My wife has an iPhone power supply part that Apple has recalled. Does Apple want her to pay for the replacement part? No, because the faulty part is Apple’s fault. Any recall, any manufacturing problem is the vendor’s fault and should be fixed at the vendor’s expense, not the customer’s.

Dell, you are not doing right by your Ubuntu customers. So if they happened to have bought a USB DVD drive, they can reinstall the OS. If they haven’t, then what should they do, buy one? And will you reimburse them the cost?

Join the Conversation

7 Comments

  1. Dell is giving customers (that have the needed hardware) an option to fix the problem while working on the “real” solution.

    To further the Apple comparison, this is more like Apple announcing the problem with the power supply before they determined / provided a solution, and posting specifics about the problem so that you could fix the issue yourself if you wanted to. Does that mean they will not have a fully acceptable solution in the future?

  2. Dell is giving customers (that have the needed hardware) an option to fix the problem while working on the “real” solution.

    I understand that, but in the meantime those who did not purchase an external drive would just be stuck with 4 GB when they purchased 16 GB. Maybe they should offer to ship a replacement unit and have the other one sent back if they don’t want to give people free external DVD drives.

    I can’t really think of an easy guaranteed non-destructive way for someone to repartition a drive if they don’t know how to boot off a USB or have an external DVD drive.

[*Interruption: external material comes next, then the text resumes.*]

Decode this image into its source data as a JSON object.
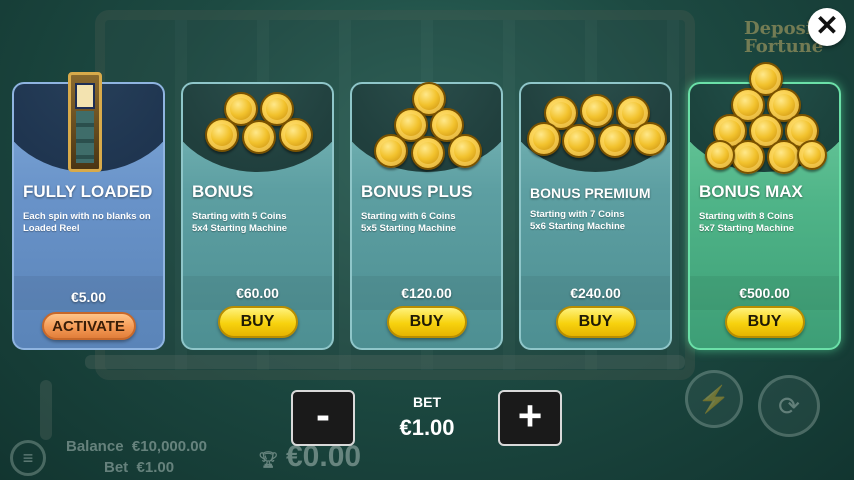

Even then, a less-tech-savvy user is likely to lose data or do the wrong thing.

    I understand Dell doesn’t want to have to spend extra money if they don’t have to, but it was their screw-up, and they should suffer the consequences in order to provide good customer service and win or keep customer loyalty.

  3. Can’t you just install gparted? And do you really have to resize your main partition, can’t you just get another 4/12GB ext3 partition?

    “I can’t really think of an easy guaranteed non-destructive way for someone to repartition a drive if they don’t know how to boot off a USB or have an external DVD drive. Even then, a less-tech-savvy user is likely to lose data or do the wrong thing.”

    First, getting a bootable USB is far simpler these days. As for partitioning; I wouldn’t have said that it’s that complicated or risky. Are we talking about ext2 or ext3 partitions here?

    Personally, I have to give this one to Dell. Joe Schmuck might not be able to do anything, but they have given the smart users a full featured, real desktop Linux distribution. Anybody with half a brain and a walkthrough should be ablt to figure this one out. Couldn’t say the same for Linpus or Xandros.

  4. I was actually thinking more of “Joe Schmuck” than the typical Linux user. It’d be nice to have a product you can tell “Joe Schmuck” to buy without having to worry about bootable USB sticks and GParted. Right now, Dell’s just reinforcing the “Linux is for only geeks” stereotype.

  5. On this note, they could have just as easily built a bootable linux thumbdrive with the tools necessary to restore the system to the correct drive size. Either put the whole system restore on it or just the necessary bits to script the drive resize. It’s probably cheaper than a USB CD/DVD drive.

    Heck, who thinks of including a CD rescue disk for a unit without a CD drive? Fail I say!

    –Wes

Leave a comment

Your email address will not be published. Required fields are marked *